On 5 February 2016 we took Canberra audiences back to the music, television and dance of the mid-1960s in our Teenage Dream event. The feature program on the evening was the premier Canberra screening of episode #117 of the Australian television teenage music show, Go, which we had reconstructed and restored. The program was screened with advertisements from the period, followed by a Q&A with music legends, Normie Rowe, Little Pattie and the show’s Associate TV Producer, Dennis Smith.
The NFSA’s Melbourne office relocated into the ACMI X headquarters based in the Southbank – facilitating greater collaboration and information-sharing between ACMI and the NFSA.
On Monday 6 June 2016 we signed a memorandum of understanding (MoU) with the Australian Centre for the Moving Image (ACMI) in Melbourne. The MoU outlines how we will work together on future joint activities and initiatives.
We also successfully finalised our first NFSA Restores crowdfunding campaign which raised over $25,000 to fund the digital restoration of the film, Proof (Jocelyn Moorhouse, 1991).
Preserving the golden era of Australian swimming
Two of Australia’s greatest swimmers – Olympic champions, Jon Henricks and Lorraine Thurlow (nee Crapp) – have donated a never-before-seen film to our collection.
The 1954 footage shows the Australian swimming team participating in the British Empire and Commonwealth Games in Vancouver, Canada. It also follows the men’s swimming team on their North American tour, when they participated in exhibition events.
The film was shot by Bill Holland, then manager of the Australian swimming team in Vancouver. At the time, Australia’s team was the second largest to represent the country at an overseas games, with 73 athletes winning 48 medals, including 20 gold medals.
Henricks and Thurlow were guests at a handover ceremony at the North Sydney Olympic Pool in November 2015, joined by fellow swimming champion, John Devitt. The event was hosted by Olympic medalist, Nicole Livingstone OAM, and guests included Craig Phillips (CEO of the Australian Commonwealth Games Association) and John Bertrand (President of Australian Swimming).
The handover ceremony was covered by Channel Nine’s 6pm News as well as ABC News and The Alan Jones Breakfast Show on Sydney’s 2GB Radio, reaching an estimated audience of 2,455,332 Australians.

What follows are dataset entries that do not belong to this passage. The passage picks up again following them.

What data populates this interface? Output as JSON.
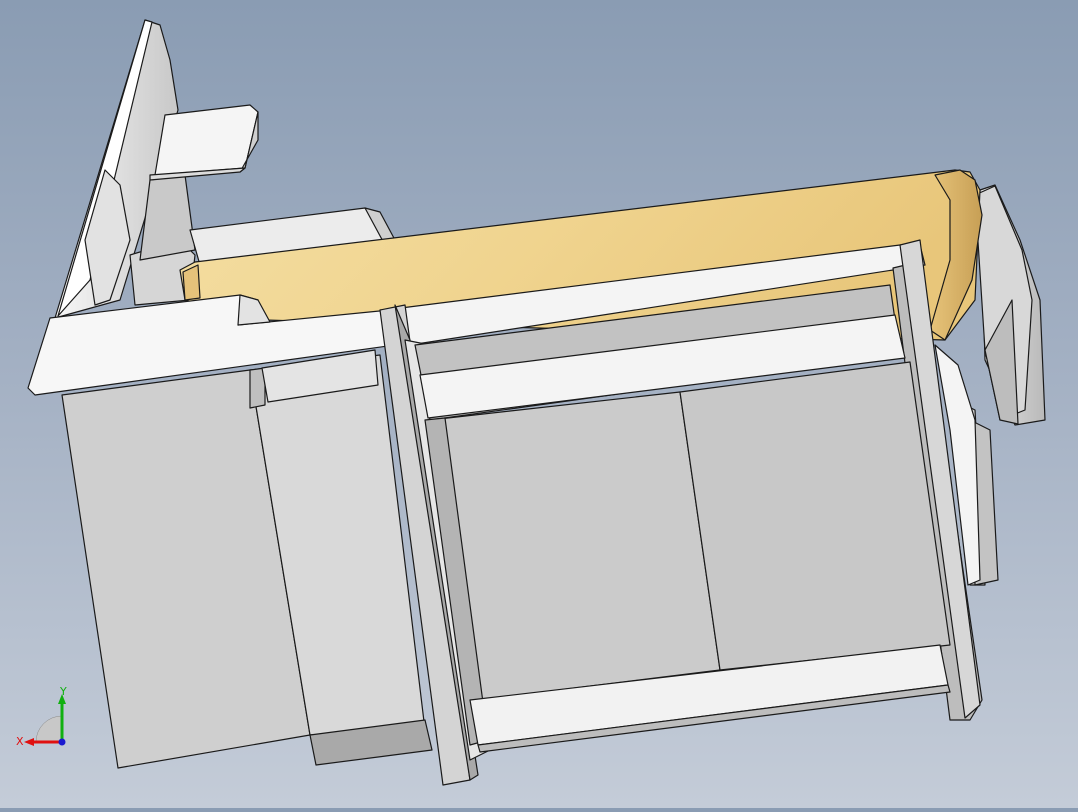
{
  "viewport": {
    "background_top": "#8a9cb3",
    "background_bottom": "#c4ccd8"
  },
  "model": {
    "description_colors": {
      "panel_light": "#f4f4f4",
      "panel_mid": "#d2d2d2",
      "panel_dark": "#a6a6a6",
      "edge": "#1a1a1a",
      "wood": "#f1d898",
      "wood_dark": "#d9b66a"
    }
  },
  "triad": {
    "x_label": "X",
    "y_label": "Y",
    "x_color": "#e01010",
    "y_color": "#10b010",
    "z_color": "#1a1ad0"
  }
}
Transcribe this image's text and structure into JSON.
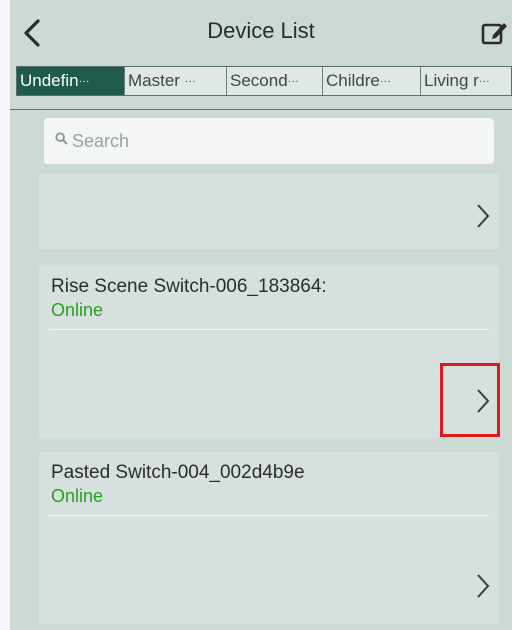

Highlights of the handover ceremony and the 1954 film (with narration by Henricks and Devitt) can be found on our YouTube channel.